- **What you should do**
Say how many lines in the records contain "this". The reply must consist of the number alone.
*** Begin section ***
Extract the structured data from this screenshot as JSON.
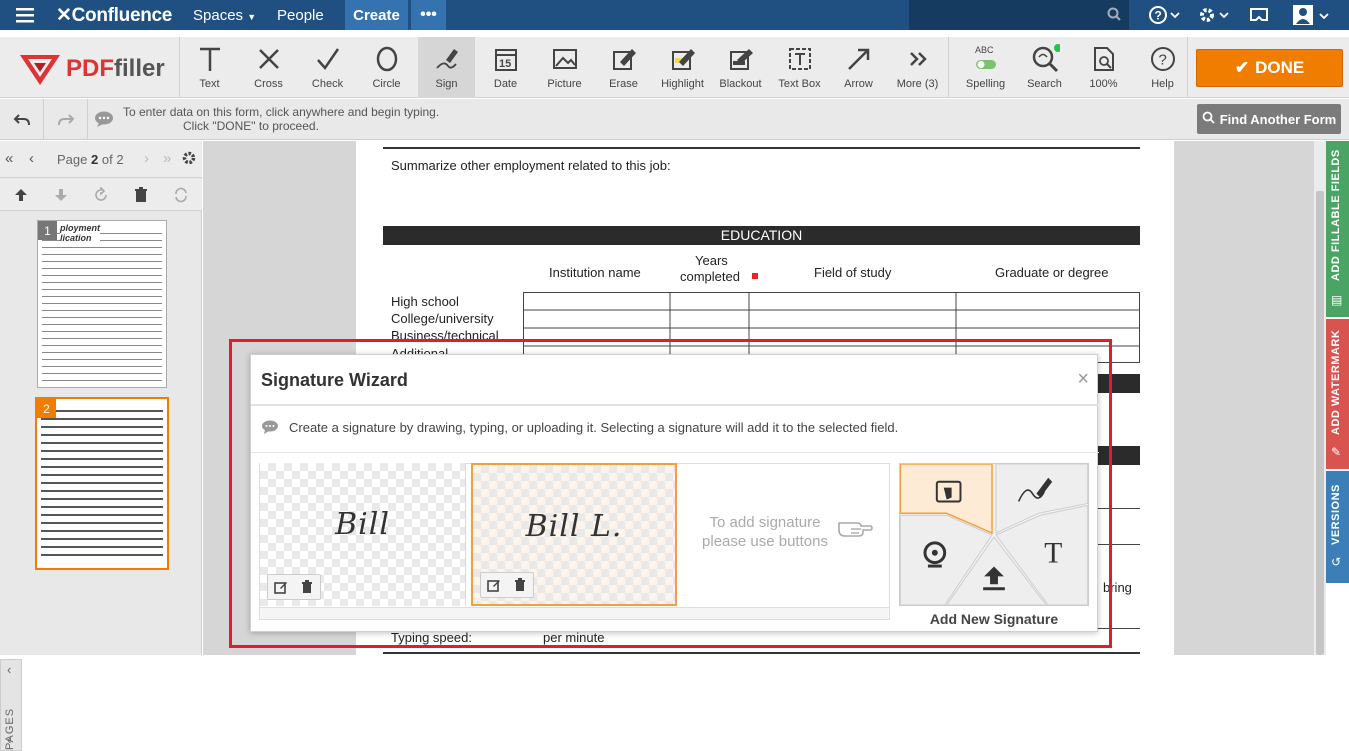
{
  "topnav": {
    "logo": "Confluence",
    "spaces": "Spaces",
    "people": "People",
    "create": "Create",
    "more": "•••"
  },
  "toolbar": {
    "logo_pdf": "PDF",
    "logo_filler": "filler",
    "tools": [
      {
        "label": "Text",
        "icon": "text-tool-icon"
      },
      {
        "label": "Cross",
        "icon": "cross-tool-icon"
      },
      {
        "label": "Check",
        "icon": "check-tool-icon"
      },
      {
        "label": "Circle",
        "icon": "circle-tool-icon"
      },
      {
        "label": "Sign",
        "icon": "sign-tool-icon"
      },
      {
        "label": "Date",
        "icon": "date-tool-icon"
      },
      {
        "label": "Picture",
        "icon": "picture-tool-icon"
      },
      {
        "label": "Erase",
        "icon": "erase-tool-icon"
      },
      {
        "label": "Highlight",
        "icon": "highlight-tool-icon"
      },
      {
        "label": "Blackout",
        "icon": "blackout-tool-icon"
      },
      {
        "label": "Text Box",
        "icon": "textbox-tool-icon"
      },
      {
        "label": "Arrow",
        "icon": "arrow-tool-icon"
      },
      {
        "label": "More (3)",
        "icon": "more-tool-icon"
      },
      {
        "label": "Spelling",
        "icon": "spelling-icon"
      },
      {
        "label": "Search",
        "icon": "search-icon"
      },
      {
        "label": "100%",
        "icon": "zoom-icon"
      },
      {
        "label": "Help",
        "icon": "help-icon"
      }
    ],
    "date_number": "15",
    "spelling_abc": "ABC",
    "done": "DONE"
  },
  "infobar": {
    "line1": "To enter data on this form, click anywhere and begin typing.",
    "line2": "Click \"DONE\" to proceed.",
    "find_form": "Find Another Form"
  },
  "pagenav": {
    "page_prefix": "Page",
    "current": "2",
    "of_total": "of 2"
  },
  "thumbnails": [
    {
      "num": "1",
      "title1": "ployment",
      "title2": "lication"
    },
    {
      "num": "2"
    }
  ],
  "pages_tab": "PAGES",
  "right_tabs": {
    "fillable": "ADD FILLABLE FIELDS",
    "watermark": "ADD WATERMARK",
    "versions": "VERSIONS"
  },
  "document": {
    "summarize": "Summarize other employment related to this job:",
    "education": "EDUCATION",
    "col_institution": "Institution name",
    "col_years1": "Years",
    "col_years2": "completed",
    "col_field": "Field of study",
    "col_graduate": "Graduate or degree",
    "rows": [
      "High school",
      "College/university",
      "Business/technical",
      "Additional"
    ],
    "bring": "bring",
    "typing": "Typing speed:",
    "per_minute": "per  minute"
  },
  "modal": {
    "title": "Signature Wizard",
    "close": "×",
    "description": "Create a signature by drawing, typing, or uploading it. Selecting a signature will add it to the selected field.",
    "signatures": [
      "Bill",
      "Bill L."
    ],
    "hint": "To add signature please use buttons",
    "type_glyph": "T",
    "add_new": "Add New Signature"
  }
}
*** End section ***
- **Result below**
3